GitHub allows for multiple data analysts to work on the same project simultaneously by keeping a local copy of all analysis code and merging final versions together in a centralized repository. GitHub preserves every version history of code and outputs. This makes it easy to recover old code snippets after deleting them from the main production branch and to avail these code snippets to others who may want to review analyses that did not appear in the final publication.

Cloud Sync Tools

Cloud Sync tools, such as Dropbox, are commonly used to share code, data, and outputs with collaborators. Unlike GitHub, sync tools have limited version histories and typically do not allow multiple collaborators to work simultaneously on the same file without version conflicts arising. However, they bear more similarity to traditional filesystem structures, meaning that the learning curve is nearly zero for working on files in sync tools.

Paper Writing

Overleaf

Overleaf is a web-based LaTeX collaboration tool that allows multiple authors to simultaneously edit documents. It maintains a folder structure containing a main document, a bibliography document, and images and other resources.
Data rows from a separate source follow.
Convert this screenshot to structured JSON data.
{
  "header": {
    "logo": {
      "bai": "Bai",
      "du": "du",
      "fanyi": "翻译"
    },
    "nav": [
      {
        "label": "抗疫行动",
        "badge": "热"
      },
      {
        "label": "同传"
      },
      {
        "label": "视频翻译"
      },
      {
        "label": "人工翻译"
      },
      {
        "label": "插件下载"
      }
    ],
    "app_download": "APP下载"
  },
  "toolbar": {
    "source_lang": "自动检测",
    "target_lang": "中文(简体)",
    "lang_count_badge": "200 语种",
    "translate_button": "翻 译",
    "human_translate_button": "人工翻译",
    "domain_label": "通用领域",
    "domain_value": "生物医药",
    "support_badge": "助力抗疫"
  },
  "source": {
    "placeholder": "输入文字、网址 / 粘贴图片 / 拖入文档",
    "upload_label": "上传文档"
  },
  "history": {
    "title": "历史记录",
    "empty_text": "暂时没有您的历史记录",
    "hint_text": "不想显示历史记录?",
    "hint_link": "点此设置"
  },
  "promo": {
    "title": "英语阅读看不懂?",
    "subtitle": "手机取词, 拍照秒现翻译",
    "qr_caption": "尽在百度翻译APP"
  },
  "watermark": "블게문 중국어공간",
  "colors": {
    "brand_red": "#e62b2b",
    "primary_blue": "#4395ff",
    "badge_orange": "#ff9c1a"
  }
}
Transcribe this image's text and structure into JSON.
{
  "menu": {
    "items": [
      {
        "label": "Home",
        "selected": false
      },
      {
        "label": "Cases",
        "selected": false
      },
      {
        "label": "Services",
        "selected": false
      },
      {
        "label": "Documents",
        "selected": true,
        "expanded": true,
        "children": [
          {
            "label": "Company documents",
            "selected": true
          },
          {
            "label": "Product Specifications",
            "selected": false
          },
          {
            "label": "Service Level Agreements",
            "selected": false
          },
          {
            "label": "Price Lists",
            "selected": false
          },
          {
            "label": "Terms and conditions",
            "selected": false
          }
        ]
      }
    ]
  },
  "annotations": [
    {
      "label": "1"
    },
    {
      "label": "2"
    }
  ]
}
It supports limited integrations with Git and Dropbox, and is currently under active redevelopment following a merger with ShareLaTex, a similar service.

While Overleaf is based on a LaTeX structure, it now offers a "Google-Docs-like" editor and limited comments and version histories, making it easier to collaborate with coauthors who are more comfortable with WYSIWYG editors like Word.

Additional Resources